There has been so much pain just recently: bullying and suicides and beatings, not to mention outrageous political pronouncements. But justice for gays and lesbians will not be stopped. If nothing else, the rise of more gay-friendly generations will ensure that.

In the meantime, even for David and Sam the struggle for justice isn’t over. Sam is Korean. He’s been in the United States for years, under student and employment visas. But David can’t sponsor Sam’s permanent residency in this country, because the federal government doesn’t recognize their marriage. A lost job for Sam could cost this loving couple the right to live in the same country.  (To do something about this, please give to Immigration Equality.)

Sadly, the prospects for marriage equality aren’t so bright in Maryland. This state may appear very blue at first glance, but political power resides with social conservatives such as Senate President Thomas V. Mike Miller Jr. (D-Calvert) and the Roman Catholic Church. I’d wager it will take six years for Maryland to catch up to DC on this one.
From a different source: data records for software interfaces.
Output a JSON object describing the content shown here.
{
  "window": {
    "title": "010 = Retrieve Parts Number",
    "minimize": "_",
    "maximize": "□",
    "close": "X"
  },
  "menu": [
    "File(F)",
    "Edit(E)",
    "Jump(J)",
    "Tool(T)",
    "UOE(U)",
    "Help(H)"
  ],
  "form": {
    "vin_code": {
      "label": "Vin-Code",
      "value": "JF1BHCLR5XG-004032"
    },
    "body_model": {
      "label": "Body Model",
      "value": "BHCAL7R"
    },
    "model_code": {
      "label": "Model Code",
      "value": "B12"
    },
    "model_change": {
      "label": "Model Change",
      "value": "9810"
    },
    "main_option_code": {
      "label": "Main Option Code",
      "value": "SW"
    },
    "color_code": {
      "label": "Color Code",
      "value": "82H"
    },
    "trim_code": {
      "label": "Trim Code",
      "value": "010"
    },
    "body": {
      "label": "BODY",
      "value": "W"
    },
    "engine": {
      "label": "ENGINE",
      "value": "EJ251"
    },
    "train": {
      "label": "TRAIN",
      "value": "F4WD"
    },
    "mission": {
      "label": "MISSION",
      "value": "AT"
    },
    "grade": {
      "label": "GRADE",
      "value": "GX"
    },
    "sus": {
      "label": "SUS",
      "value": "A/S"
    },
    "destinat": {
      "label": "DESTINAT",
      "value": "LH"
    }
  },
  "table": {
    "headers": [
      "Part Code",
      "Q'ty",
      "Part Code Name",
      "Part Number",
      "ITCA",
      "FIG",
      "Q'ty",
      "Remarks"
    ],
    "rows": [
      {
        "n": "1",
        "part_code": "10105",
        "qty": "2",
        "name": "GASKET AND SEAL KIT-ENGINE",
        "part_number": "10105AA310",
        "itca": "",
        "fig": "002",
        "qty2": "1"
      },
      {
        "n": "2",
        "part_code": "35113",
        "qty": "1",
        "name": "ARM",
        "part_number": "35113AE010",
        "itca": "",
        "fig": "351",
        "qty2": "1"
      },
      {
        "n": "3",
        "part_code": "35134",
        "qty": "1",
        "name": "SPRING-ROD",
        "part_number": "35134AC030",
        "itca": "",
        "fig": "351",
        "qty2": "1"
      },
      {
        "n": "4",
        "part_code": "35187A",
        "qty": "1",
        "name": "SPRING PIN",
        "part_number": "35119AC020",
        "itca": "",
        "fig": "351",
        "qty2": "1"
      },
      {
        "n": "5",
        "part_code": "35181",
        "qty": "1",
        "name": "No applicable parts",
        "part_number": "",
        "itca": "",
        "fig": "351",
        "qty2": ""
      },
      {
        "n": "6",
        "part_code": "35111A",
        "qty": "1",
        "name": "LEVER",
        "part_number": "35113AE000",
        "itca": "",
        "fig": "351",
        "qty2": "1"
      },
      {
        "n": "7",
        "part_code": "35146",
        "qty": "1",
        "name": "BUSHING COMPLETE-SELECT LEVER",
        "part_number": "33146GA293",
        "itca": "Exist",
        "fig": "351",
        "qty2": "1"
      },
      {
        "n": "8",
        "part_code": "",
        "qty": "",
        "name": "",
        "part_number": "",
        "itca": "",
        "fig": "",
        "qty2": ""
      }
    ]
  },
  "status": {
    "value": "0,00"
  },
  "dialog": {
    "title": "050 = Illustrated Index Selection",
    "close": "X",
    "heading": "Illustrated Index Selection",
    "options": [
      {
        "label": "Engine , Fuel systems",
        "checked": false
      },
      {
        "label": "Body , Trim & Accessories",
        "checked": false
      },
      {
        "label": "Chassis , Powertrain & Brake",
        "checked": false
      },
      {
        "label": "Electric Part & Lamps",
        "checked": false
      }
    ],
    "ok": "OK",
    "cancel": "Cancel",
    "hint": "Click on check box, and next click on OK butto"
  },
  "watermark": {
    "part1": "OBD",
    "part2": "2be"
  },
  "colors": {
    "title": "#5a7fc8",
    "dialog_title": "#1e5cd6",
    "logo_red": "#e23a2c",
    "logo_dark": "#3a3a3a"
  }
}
It would probably take longer still if Maryland didn’t have DC’s good (and demystifying) example right next door.

©2010 Keith Berner

09.02.10 Bus-Stop Bigotry

September 2, 2010

This evening, I was waiting for a bus at Takoma Station.  I found myself sitting on a bench between two African American women, one of whom is a neighbor from two doors away, whom I’ve met and talked with several times.

Our conversation turned to the mayor’s race in in DC.  Though these are both Marylanders, the women were in passionate agreement with DC’s African-American community:  Adrian Fenty (the mayor) and Michelle Rhee (the schools chancellor) have got to go. After a bit, the woman I didn’t know burst out with: “That woman [Rhee], needs to get back to Korea.”

“But she’s American,” I sputtered, absolutely astounded.  “She was born and raised here.”

The woman repeated her statement.

“How is this different than someone’s commanding you to go back to Africa?” I asked.

“It’s completely different,” she said, while my neighbor — who makes a point of telling people how much time she spends in church and thanks god several times an hour — nodded in agreement.

“But this is bigotry,” I declared.  “How can you be bigoted?!”

I got blank stares.

My neighbor, incidentally, has lived in Japan and speaks Japanese.  And she wants to send Korean-Americans “home.”

I always want to believe that bigotry is too bizarre to actually be real, so I never expect it.  My naivite — my inability to grasp the entire phenomenon — keeps setting me up for devestating disappointment.

Perhaps I’ll become inured to it at some point.

I hope not.

©2010 Keith Berner